▶ _ASSIGNMENT_
Every line below must be reproduced exactly; no pictures are to be included.

··········

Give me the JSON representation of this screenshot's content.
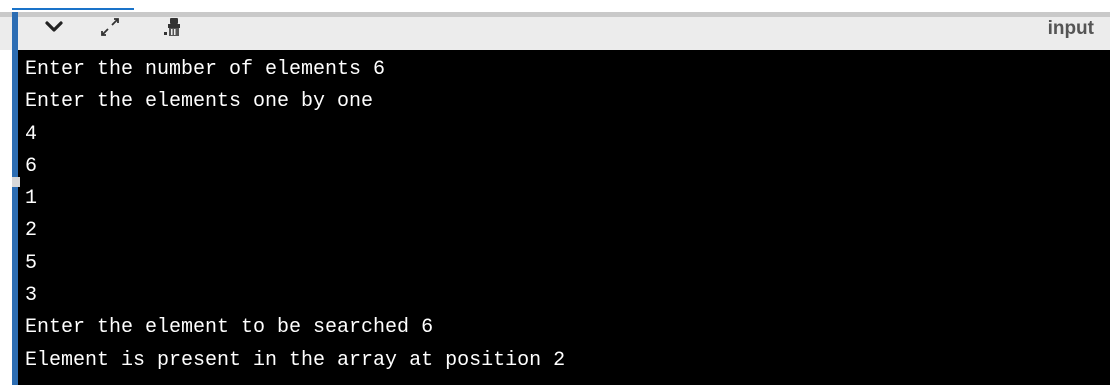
{
  "toolbar": {
    "icons": [
      "chevron-down-icon",
      "expand-icon",
      "clear-icon"
    ],
    "input_label": "input"
  },
  "terminal": {
    "lines": [
      "Enter the number of elements 6",
      "Enter the elements one by one",
      "4",
      "6",
      "1",
      "2",
      "5",
      "3",
      "Enter the element to be searched 6",
      "Element is present in the array at position 2"
    ]
  },
  "colors": {
    "terminal_bg": "#000000",
    "terminal_text": "#ffffff",
    "toolbar_bg": "#ececec",
    "accent": "#2c6db3"
  }
}
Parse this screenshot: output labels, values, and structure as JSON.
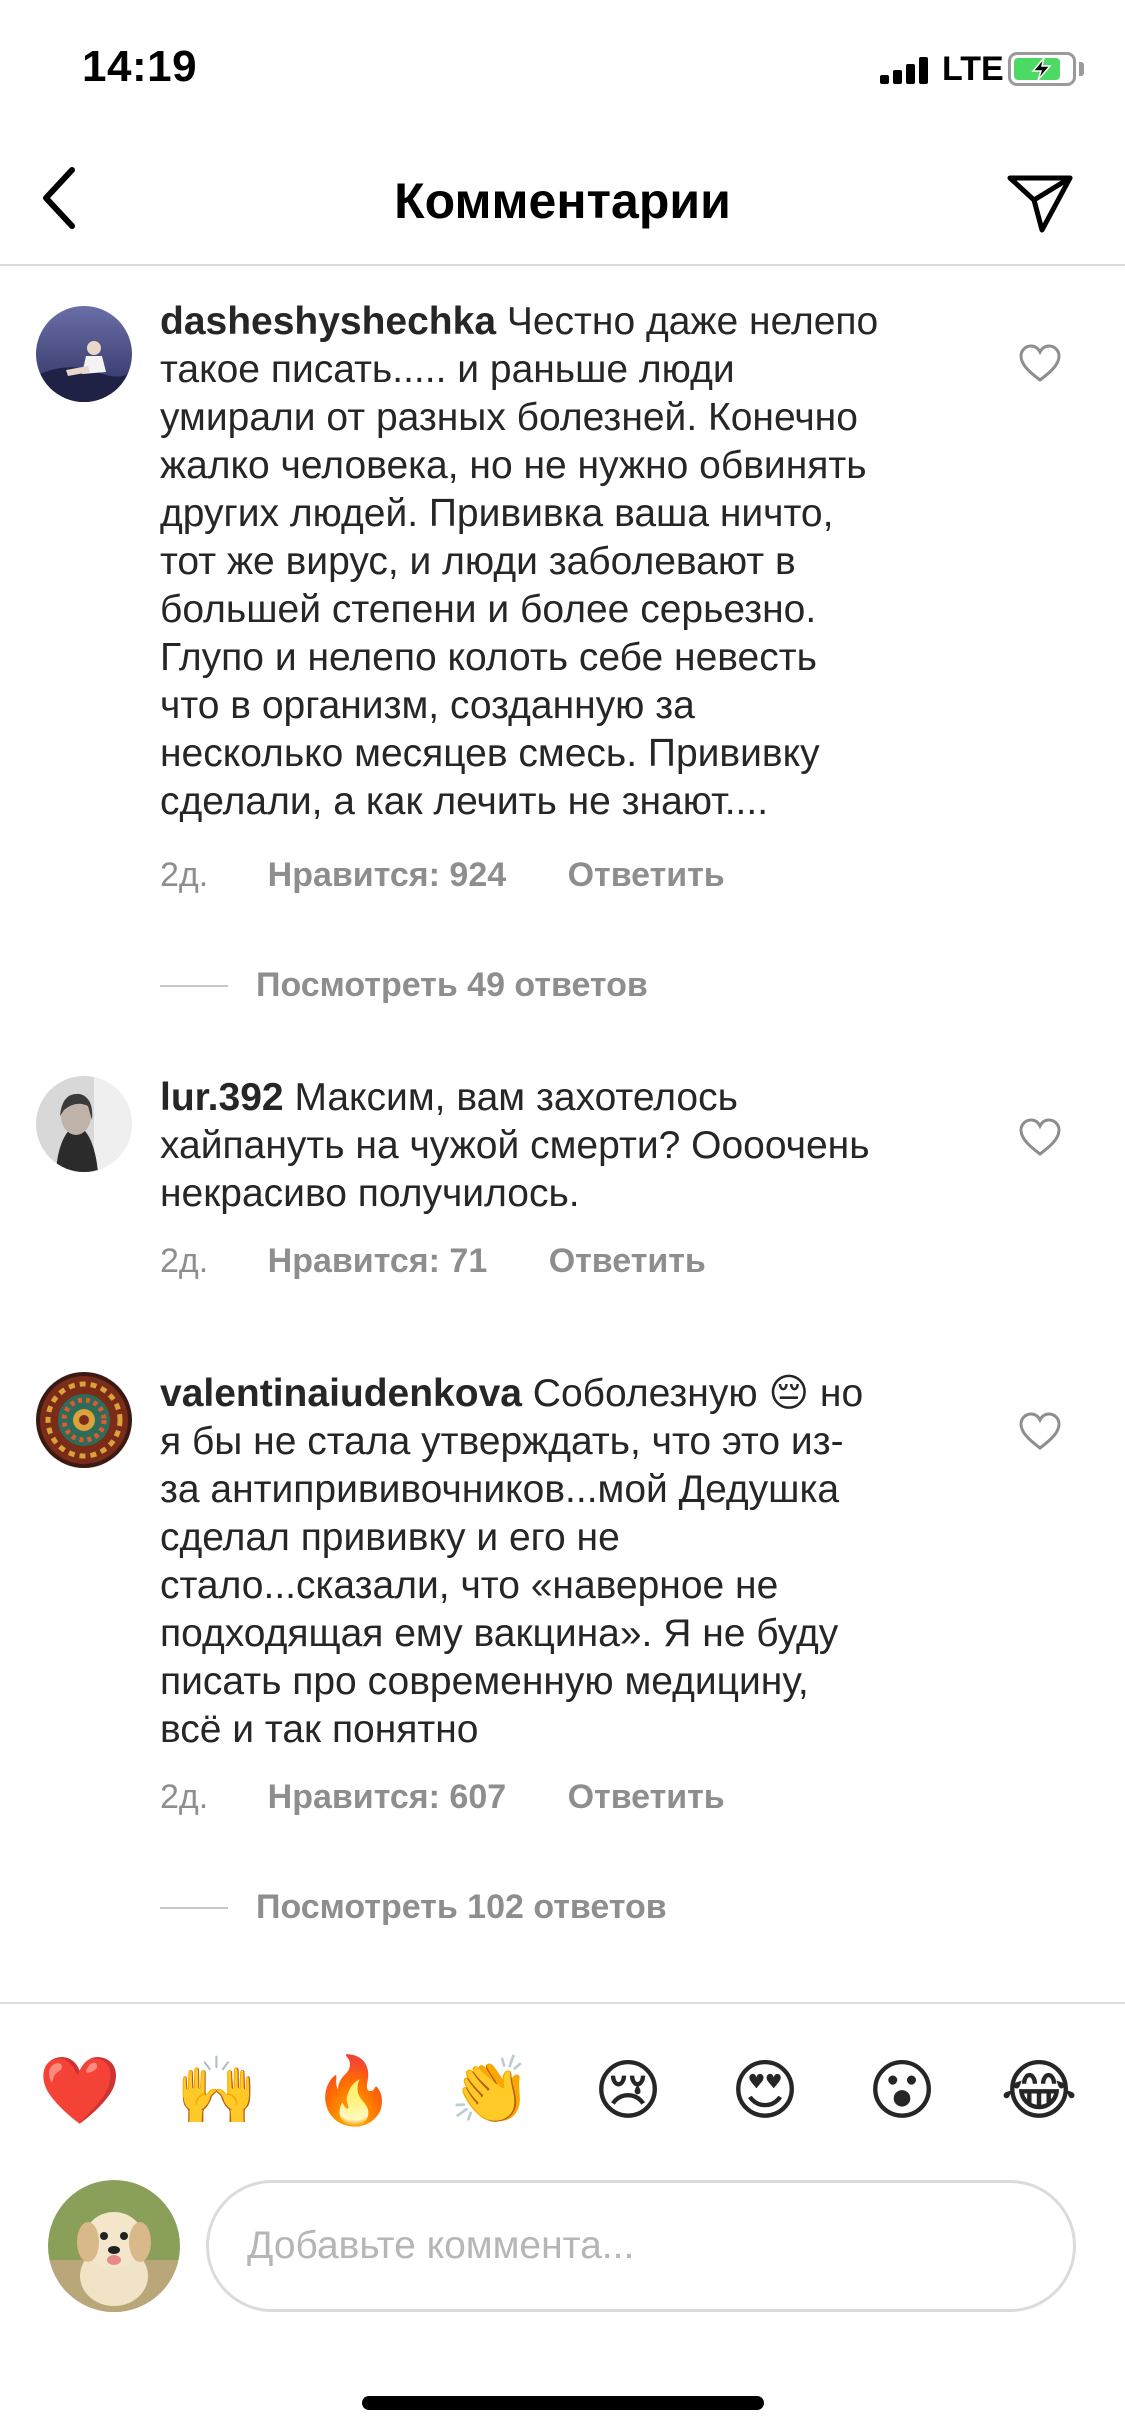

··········

▶ _ANSWER SECTION_
Give me the JSON representation of this screenshot's content.
{
  "toolbar": {
    "icons": [
      "chevron-down-icon",
      "expand-icon",
      "clear-icon"
    ],
    "input_label": "input"
  },
  "terminal": {
    "lines": [
      "Enter the number of elements 6",
      "Enter the elements one by one",
      "4",
      "6",
      "1",
      "2",
      "5",
      "3",
      "Enter the element to be searched 6",
      "Element is present in the array at position 2"
    ]
  },
  "colors": {
    "terminal_bg": "#000000",
    "terminal_text": "#ffffff",
    "toolbar_bg": "#ececec",
    "accent": "#2c6db3"
  }
}
Parse this screenshot: output labels, values, and structure as JSON.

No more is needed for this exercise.